→ **Your instructions**: Give back an exact copy of the listing that follows, without the pictures.
• • • •
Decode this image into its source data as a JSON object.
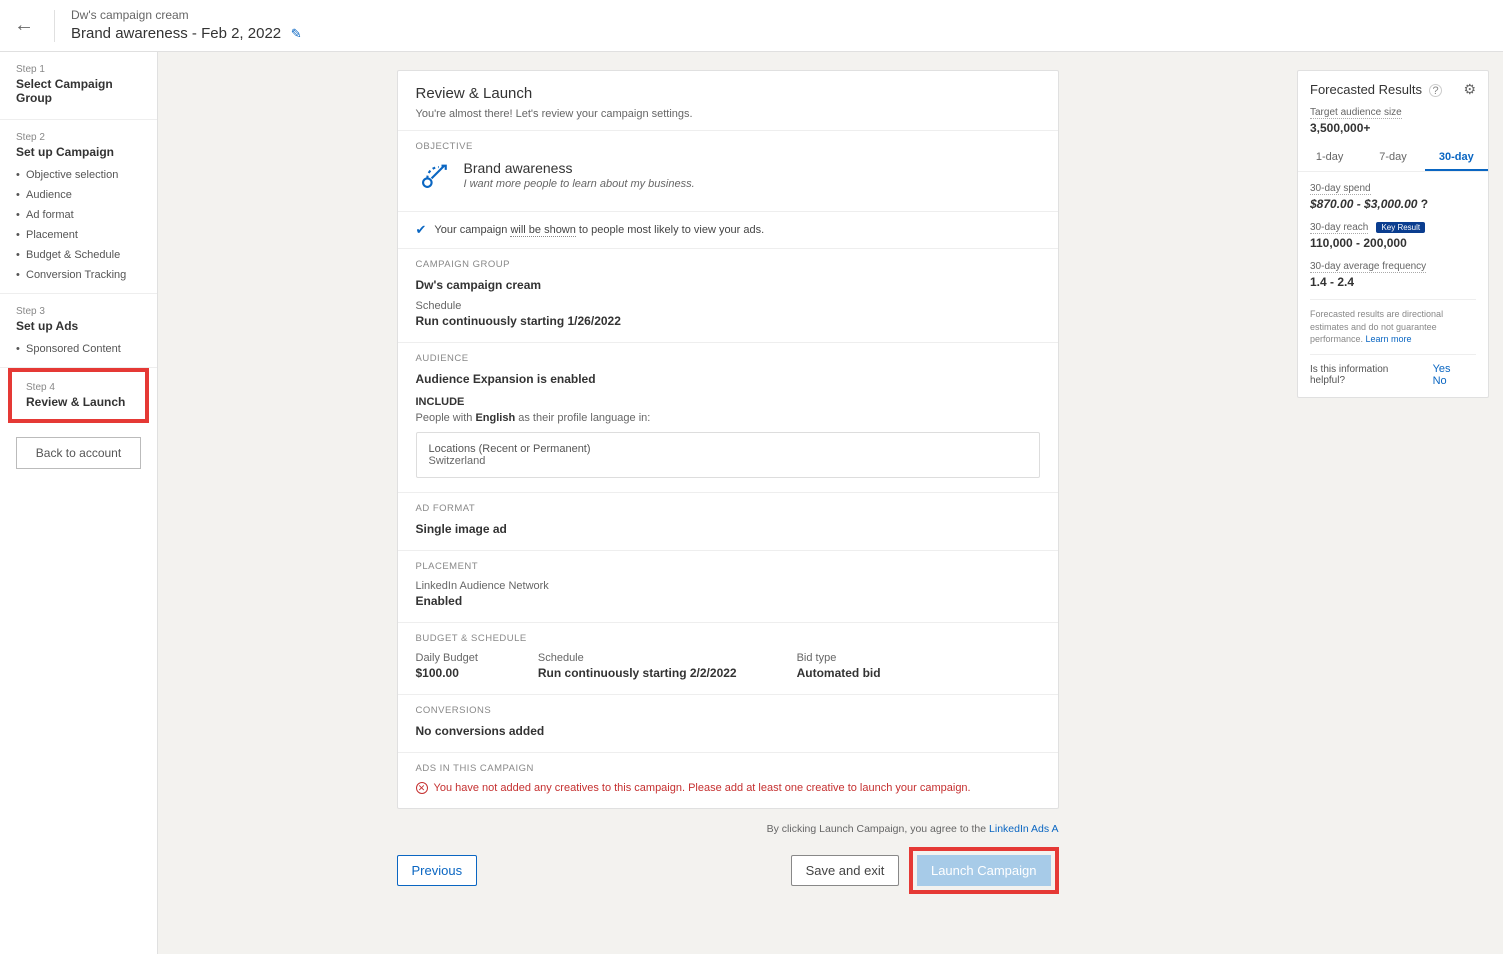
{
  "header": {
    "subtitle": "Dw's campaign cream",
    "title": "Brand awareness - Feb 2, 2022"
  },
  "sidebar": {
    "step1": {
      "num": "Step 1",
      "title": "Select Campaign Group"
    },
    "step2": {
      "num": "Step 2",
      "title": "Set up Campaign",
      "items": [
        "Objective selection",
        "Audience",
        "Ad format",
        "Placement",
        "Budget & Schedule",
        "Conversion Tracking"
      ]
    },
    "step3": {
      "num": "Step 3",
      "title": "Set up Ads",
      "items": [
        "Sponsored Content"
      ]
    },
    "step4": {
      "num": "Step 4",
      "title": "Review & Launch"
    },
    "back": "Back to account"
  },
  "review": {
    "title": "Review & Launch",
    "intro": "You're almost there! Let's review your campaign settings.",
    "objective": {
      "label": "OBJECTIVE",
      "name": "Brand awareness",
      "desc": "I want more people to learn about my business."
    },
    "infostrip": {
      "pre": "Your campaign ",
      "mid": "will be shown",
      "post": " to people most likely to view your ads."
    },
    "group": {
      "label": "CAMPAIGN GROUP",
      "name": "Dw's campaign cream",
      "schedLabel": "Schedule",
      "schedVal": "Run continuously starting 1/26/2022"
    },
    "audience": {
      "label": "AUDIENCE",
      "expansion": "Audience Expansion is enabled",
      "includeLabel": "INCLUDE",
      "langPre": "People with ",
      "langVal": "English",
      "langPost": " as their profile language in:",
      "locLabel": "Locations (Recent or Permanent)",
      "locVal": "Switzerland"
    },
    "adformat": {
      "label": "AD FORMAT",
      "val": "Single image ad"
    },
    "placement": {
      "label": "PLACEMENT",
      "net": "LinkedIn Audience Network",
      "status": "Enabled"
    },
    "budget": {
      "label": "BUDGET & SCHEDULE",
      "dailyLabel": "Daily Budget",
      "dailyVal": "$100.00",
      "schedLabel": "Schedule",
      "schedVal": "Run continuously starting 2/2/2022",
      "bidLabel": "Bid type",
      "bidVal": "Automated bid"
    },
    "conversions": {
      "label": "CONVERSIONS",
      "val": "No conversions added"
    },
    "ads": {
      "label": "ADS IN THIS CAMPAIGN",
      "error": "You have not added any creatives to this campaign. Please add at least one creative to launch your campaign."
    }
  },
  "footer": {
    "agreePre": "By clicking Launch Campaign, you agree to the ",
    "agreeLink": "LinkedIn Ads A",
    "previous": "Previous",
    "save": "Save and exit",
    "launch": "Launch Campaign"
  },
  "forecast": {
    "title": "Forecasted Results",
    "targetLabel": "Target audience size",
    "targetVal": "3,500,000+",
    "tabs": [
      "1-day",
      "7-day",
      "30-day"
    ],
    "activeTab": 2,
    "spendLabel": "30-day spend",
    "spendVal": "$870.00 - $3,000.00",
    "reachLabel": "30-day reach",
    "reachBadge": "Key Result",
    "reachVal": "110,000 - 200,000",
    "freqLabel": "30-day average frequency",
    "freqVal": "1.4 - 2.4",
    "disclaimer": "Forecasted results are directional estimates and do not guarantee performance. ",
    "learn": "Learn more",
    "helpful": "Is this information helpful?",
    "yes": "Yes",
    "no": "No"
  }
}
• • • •
→ **Task response**:
Decode this image into its source data as a JSON object.
{
  "header": {
    "subtitle": "Dw's campaign cream",
    "title": "Brand awareness - Feb 2, 2022"
  },
  "sidebar": {
    "step1": {
      "num": "Step 1",
      "title": "Select Campaign Group"
    },
    "step2": {
      "num": "Step 2",
      "title": "Set up Campaign",
      "items": [
        "Objective selection",
        "Audience",
        "Ad format",
        "Placement",
        "Budget & Schedule",
        "Conversion Tracking"
      ]
    },
    "step3": {
      "num": "Step 3",
      "title": "Set up Ads",
      "items": [
        "Sponsored Content"
      ]
    },
    "step4": {
      "num": "Step 4",
      "title": "Review & Launch"
    },
    "back": "Back to account"
  },
  "review": {
    "title": "Review & Launch",
    "intro": "You're almost there! Let's review your campaign settings.",
    "objective": {
      "label": "OBJECTIVE",
      "name": "Brand awareness",
      "desc": "I want more people to learn about my business."
    },
    "infostrip": {
      "pre": "Your campaign ",
      "mid": "will be shown",
      "post": " to people most likely to view your ads."
    },
    "group": {
      "label": "CAMPAIGN GROUP",
      "name": "Dw's campaign cream",
      "schedLabel": "Schedule",
      "schedVal": "Run continuously starting 1/26/2022"
    },
    "audience": {
      "label": "AUDIENCE",
      "expansion": "Audience Expansion is enabled",
      "includeLabel": "INCLUDE",
      "langPre": "People with ",
      "langVal": "English",
      "langPost": " as their profile language in:",
      "locLabel": "Locations (Recent or Permanent)",
      "locVal": "Switzerland"
    },
    "adformat": {
      "label": "AD FORMAT",
      "val": "Single image ad"
    },
    "placement": {
      "label": "PLACEMENT",
      "net": "LinkedIn Audience Network",
      "status": "Enabled"
    },
    "budget": {
      "label": "BUDGET & SCHEDULE",
      "dailyLabel": "Daily Budget",
      "dailyVal": "$100.00",
      "schedLabel": "Schedule",
      "schedVal": "Run continuously starting 2/2/2022",
      "bidLabel": "Bid type",
      "bidVal": "Automated bid"
    },
    "conversions": {
      "label": "CONVERSIONS",
      "val": "No conversions added"
    },
    "ads": {
      "label": "ADS IN THIS CAMPAIGN",
      "error": "You have not added any creatives to this campaign. Please add at least one creative to launch your campaign."
    }
  },
  "footer": {
    "agreePre": "By clicking Launch Campaign, you agree to the ",
    "agreeLink": "LinkedIn Ads A",
    "previous": "Previous",
    "save": "Save and exit",
    "launch": "Launch Campaign"
  },
  "forecast": {
    "title": "Forecasted Results",
    "targetLabel": "Target audience size",
    "targetVal": "3,500,000+",
    "tabs": [
      "1-day",
      "7-day",
      "30-day"
    ],
    "activeTab": 2,
    "spendLabel": "30-day spend",
    "spendVal": "$870.00 - $3,000.00",
    "reachLabel": "30-day reach",
    "reachBadge": "Key Result",
    "reachVal": "110,000 - 200,000",
    "freqLabel": "30-day average frequency",
    "freqVal": "1.4 - 2.4",
    "disclaimer": "Forecasted results are directional estimates and do not guarantee performance. ",
    "learn": "Learn more",
    "helpful": "Is this information helpful?",
    "yes": "Yes",
    "no": "No"
  }
}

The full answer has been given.